On the surface these three different modes will sound pretty self-explanatory and, to a point, they are.
In Stunt events, it’s your role to do a specified stunt in a certain amount of time in order to gather points. In Speed, you have to accomplish certain tasks in a limited time – smash X billboards and return to the start as fast as you can, for example. These two are pretty easy to get your head around.
The Skill mode however is a little bit different and it’s here that game starts getting a little bit creative. It’s not wholly innovative, but it keeps things interesting when the objective is to race as far as you can along the train lines (with boost jammed on) without hitting the walls at all.
This type of gameplay though is both a blessing and a curse; yes, its offline multiplayer and that’s great for when you get some friends together and play (say because you’re snowed in), but on the other hand the rounds are so short that they lack any involvement.
Each round in party takes only a few seconds, a minute at most. Again, it’s good that it keeps the pace up if you’ve got five players all waiting for their chance in the hotseat, but if you want to play something closer to the multiplayer in Burnout: Takedown
then you’re left wanting. There’s still no split screen either.
Reassuringly though, there seems a high chance that Electronic Arts and Criterion will address these vulnerabilities and add in more options and race types to the game, especially the Party Mode. Forbiddingly though, this is probably going to be done through the Burnout
Store, which sits in the centre of the entire Burnout Paradise
game. You’ll probably have to pay for any expansions to Burnout Paradise
, routing them all through EA’s store.
Store isn’t just used for selling expansions and extra cars either – though there are already some packs on the way, as you can see at Criterion’s website
. The Store is also where you can check out Crash TV News (podcasts, basically) and a load of other content fed straight from the developers.
How well and acceptable the Store system is still a bit hard to judge though – at the moment there’s no content to buy as the game comes with all the current updates from the console version of the game.
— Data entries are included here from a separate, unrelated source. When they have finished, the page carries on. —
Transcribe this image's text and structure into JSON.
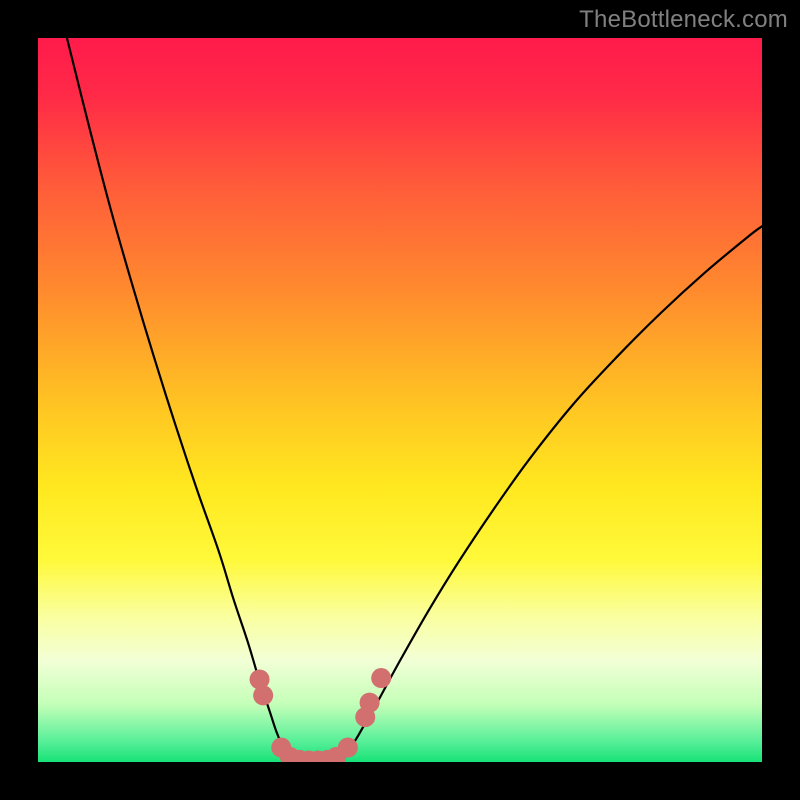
{
  "watermark": "TheBottleneck.com",
  "chart_data": {
    "type": "line",
    "title": "",
    "xlabel": "",
    "ylabel": "",
    "xlim": [
      0,
      100
    ],
    "ylim": [
      0,
      100
    ],
    "background_gradient": {
      "stops": [
        {
          "offset": 0.0,
          "color": "#ff1b4b"
        },
        {
          "offset": 0.08,
          "color": "#ff2a47"
        },
        {
          "offset": 0.2,
          "color": "#ff5a3a"
        },
        {
          "offset": 0.35,
          "color": "#ff8b2e"
        },
        {
          "offset": 0.5,
          "color": "#ffc223"
        },
        {
          "offset": 0.62,
          "color": "#ffe81f"
        },
        {
          "offset": 0.72,
          "color": "#fff93a"
        },
        {
          "offset": 0.8,
          "color": "#faffa0"
        },
        {
          "offset": 0.86,
          "color": "#f2ffd6"
        },
        {
          "offset": 0.92,
          "color": "#c4ffb8"
        },
        {
          "offset": 0.97,
          "color": "#5bf09a"
        },
        {
          "offset": 1.0,
          "color": "#17e277"
        }
      ]
    },
    "series": [
      {
        "name": "left-branch",
        "stroke": "#000000",
        "stroke_width": 2.2,
        "points": [
          {
            "x": 4.0,
            "y": 100.0
          },
          {
            "x": 7.0,
            "y": 88.0
          },
          {
            "x": 10.0,
            "y": 76.5
          },
          {
            "x": 13.0,
            "y": 66.0
          },
          {
            "x": 16.0,
            "y": 56.0
          },
          {
            "x": 19.0,
            "y": 46.5
          },
          {
            "x": 22.0,
            "y": 37.5
          },
          {
            "x": 25.0,
            "y": 29.0
          },
          {
            "x": 27.0,
            "y": 22.5
          },
          {
            "x": 29.0,
            "y": 16.5
          },
          {
            "x": 30.5,
            "y": 11.5
          },
          {
            "x": 32.0,
            "y": 7.0
          },
          {
            "x": 33.0,
            "y": 4.0
          },
          {
            "x": 34.0,
            "y": 1.8
          },
          {
            "x": 35.0,
            "y": 0.6
          },
          {
            "x": 36.0,
            "y": 0.2
          }
        ]
      },
      {
        "name": "right-branch",
        "stroke": "#000000",
        "stroke_width": 2.2,
        "points": [
          {
            "x": 41.0,
            "y": 0.2
          },
          {
            "x": 42.0,
            "y": 0.8
          },
          {
            "x": 43.5,
            "y": 2.5
          },
          {
            "x": 45.0,
            "y": 5.0
          },
          {
            "x": 47.0,
            "y": 8.5
          },
          {
            "x": 50.0,
            "y": 14.0
          },
          {
            "x": 54.0,
            "y": 21.0
          },
          {
            "x": 58.0,
            "y": 27.5
          },
          {
            "x": 63.0,
            "y": 35.0
          },
          {
            "x": 68.0,
            "y": 42.0
          },
          {
            "x": 74.0,
            "y": 49.5
          },
          {
            "x": 80.0,
            "y": 56.0
          },
          {
            "x": 86.0,
            "y": 62.0
          },
          {
            "x": 92.0,
            "y": 67.5
          },
          {
            "x": 98.0,
            "y": 72.5
          },
          {
            "x": 100.0,
            "y": 74.0
          }
        ]
      }
    ],
    "markers": {
      "name": "highlight-markers",
      "fill": "#d26f6f",
      "radius": 10,
      "points": [
        {
          "x": 30.6,
          "y": 11.4
        },
        {
          "x": 31.1,
          "y": 9.2
        },
        {
          "x": 33.6,
          "y": 2.0
        },
        {
          "x": 34.8,
          "y": 0.7
        },
        {
          "x": 36.1,
          "y": 0.3
        },
        {
          "x": 37.4,
          "y": 0.2
        },
        {
          "x": 38.7,
          "y": 0.2
        },
        {
          "x": 40.0,
          "y": 0.3
        },
        {
          "x": 41.2,
          "y": 0.7
        },
        {
          "x": 42.8,
          "y": 2.0
        },
        {
          "x": 45.2,
          "y": 6.2
        },
        {
          "x": 45.8,
          "y": 8.2
        },
        {
          "x": 47.4,
          "y": 11.6
        }
      ]
    }
  }
}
How effective the Burnout
Store is is something that we’ll just have to wait and judge later to be honest.
EA’s track history with online stores has been a bit mixed of course, and it’s predictable that not everyone will feel good about using it, though the system at least promises to be better than Games for Windows Live from what we’ve seen.
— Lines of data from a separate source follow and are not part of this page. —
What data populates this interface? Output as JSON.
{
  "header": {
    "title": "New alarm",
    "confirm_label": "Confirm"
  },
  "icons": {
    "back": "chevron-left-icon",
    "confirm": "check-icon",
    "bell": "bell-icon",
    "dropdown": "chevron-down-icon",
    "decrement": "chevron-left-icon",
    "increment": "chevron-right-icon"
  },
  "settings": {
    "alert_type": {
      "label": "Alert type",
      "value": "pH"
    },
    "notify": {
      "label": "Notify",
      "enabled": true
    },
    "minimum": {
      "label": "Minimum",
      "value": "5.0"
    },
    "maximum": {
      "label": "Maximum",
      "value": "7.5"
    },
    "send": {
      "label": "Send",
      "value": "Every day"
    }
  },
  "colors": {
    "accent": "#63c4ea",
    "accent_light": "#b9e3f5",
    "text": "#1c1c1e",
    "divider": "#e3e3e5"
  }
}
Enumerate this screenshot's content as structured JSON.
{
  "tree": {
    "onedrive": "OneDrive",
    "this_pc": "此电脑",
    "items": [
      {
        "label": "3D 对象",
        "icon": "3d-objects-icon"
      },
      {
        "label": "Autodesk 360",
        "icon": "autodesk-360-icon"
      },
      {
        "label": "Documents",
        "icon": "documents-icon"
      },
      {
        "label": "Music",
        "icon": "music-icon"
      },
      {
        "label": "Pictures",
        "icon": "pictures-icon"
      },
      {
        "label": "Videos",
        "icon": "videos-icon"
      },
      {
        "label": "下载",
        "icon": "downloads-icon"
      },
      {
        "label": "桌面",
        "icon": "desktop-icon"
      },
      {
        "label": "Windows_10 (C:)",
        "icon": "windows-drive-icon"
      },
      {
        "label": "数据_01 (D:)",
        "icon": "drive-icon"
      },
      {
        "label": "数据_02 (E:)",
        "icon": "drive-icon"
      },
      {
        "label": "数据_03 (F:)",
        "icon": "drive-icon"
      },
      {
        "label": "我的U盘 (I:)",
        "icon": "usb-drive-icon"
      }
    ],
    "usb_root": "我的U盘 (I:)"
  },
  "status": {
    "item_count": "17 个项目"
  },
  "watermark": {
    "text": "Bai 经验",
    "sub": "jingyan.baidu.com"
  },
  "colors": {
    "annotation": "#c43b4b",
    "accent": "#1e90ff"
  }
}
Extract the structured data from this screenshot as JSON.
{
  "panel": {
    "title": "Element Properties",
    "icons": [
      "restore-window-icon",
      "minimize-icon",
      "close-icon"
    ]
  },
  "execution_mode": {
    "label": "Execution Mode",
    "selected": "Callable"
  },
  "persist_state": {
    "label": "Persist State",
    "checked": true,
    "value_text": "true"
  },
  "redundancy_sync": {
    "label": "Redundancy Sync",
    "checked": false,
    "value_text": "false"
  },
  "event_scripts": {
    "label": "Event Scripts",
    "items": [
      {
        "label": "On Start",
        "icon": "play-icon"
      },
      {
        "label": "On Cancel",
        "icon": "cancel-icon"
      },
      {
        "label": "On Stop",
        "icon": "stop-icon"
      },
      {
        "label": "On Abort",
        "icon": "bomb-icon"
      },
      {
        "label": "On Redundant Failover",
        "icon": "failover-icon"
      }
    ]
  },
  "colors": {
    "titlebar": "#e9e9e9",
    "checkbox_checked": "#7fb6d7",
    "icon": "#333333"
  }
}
If you’re a dedicated console gamer rather than a PC gamer though, don’t feel too left out – the Party Mode is also coming to the Xbox 360 and PlayStation in the near future, as will all the other updates.
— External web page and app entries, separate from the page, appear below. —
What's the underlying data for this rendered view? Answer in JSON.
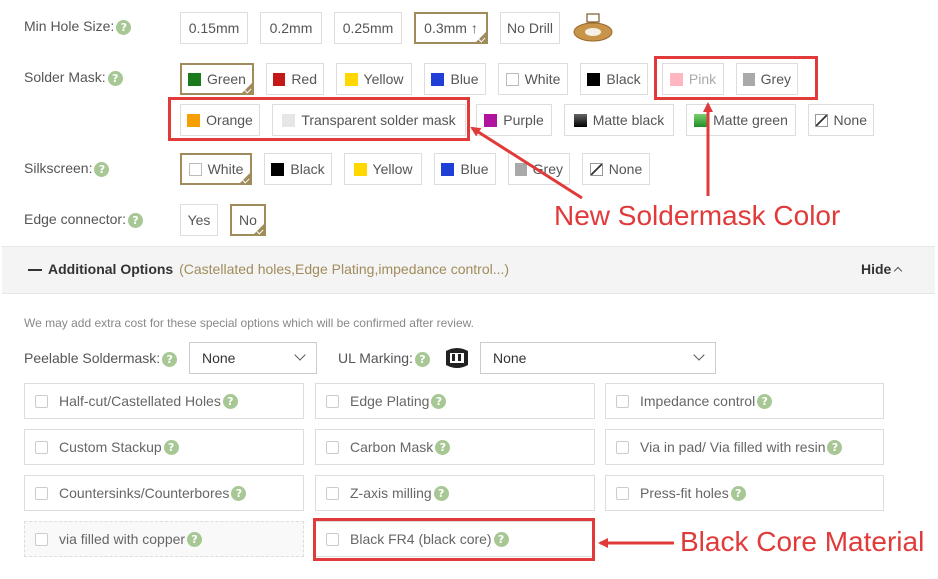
{
  "min_hole": {
    "label": "Min Hole Size:",
    "options": [
      "0.15mm",
      "0.2mm",
      "0.25mm",
      "0.3mm ↑",
      "No Drill"
    ],
    "selected": "0.3mm ↑"
  },
  "solder_mask": {
    "label": "Solder Mask:",
    "row1": [
      {
        "label": "Green",
        "color": "#1a7a1a"
      },
      {
        "label": "Red",
        "color": "#c41717"
      },
      {
        "label": "Yellow",
        "color": "#ffd800"
      },
      {
        "label": "Blue",
        "color": "#1f3fd6"
      },
      {
        "label": "White",
        "color": "#ffffff"
      },
      {
        "label": "Black",
        "color": "#000000"
      },
      {
        "label": "Pink",
        "color": "#ffb6c1"
      },
      {
        "label": "Grey",
        "color": "#a9a9a9"
      }
    ],
    "row2": [
      {
        "label": "Orange",
        "color": "#f5a000"
      },
      {
        "label": "Transparent solder mask",
        "color": "#e6e6e6"
      },
      {
        "label": "Purple",
        "color": "#b0139e"
      },
      {
        "label": "Matte black",
        "color": "#000000"
      },
      {
        "label": "Matte green",
        "color": "#2a9e33"
      },
      {
        "label": "None",
        "color": "none"
      }
    ],
    "selected": "Green"
  },
  "silkscreen": {
    "label": "Silkscreen:",
    "options": [
      {
        "label": "White",
        "color": "#ffffff"
      },
      {
        "label": "Black",
        "color": "#000000"
      },
      {
        "label": "Yellow",
        "color": "#ffd800"
      },
      {
        "label": "Blue",
        "color": "#1f3fd6"
      },
      {
        "label": "Grey",
        "color": "#a9a9a9"
      },
      {
        "label": "None",
        "color": "none"
      }
    ],
    "selected": "White"
  },
  "edge_connector": {
    "label": "Edge connector:",
    "options": [
      "Yes",
      "No"
    ],
    "selected": "No"
  },
  "additional": {
    "title": "Additional Options",
    "subtitle": "(Castellated holes,Edge Plating,impedance control...)",
    "hide_label": "Hide",
    "note": "We may add extra cost for these special options which will be confirmed after review.",
    "peelable_label": "Peelable Soldermask:",
    "peelable_value": "None",
    "ul_label": "UL Marking:",
    "ul_value": "None",
    "checkboxes": [
      "Half-cut/Castellated Holes",
      "Edge Plating",
      "Impedance control",
      "Custom Stackup",
      "Carbon Mask",
      "Via in pad/ Via filled with resin",
      "Countersinks/Counterbores",
      "Z-axis milling",
      "Press-fit holes",
      "via filled with copper",
      "Black FR4 (black core)"
    ]
  },
  "annotations": {
    "new_color": "New Soldermask Color",
    "black_core": "Black Core Material"
  },
  "help_glyph": "?",
  "accent_color": "#a08c5b",
  "annotation_color": "#e03a3a"
}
One thing the Xbox 360 and PlayStation 3 versions of the game won’t be getting though is improved graphics and the option to boost the visual impact of the game up even higher, even using triple monitor support. Flip the pages to check out our look at the improved graphics on the PC version of Burnout Paradise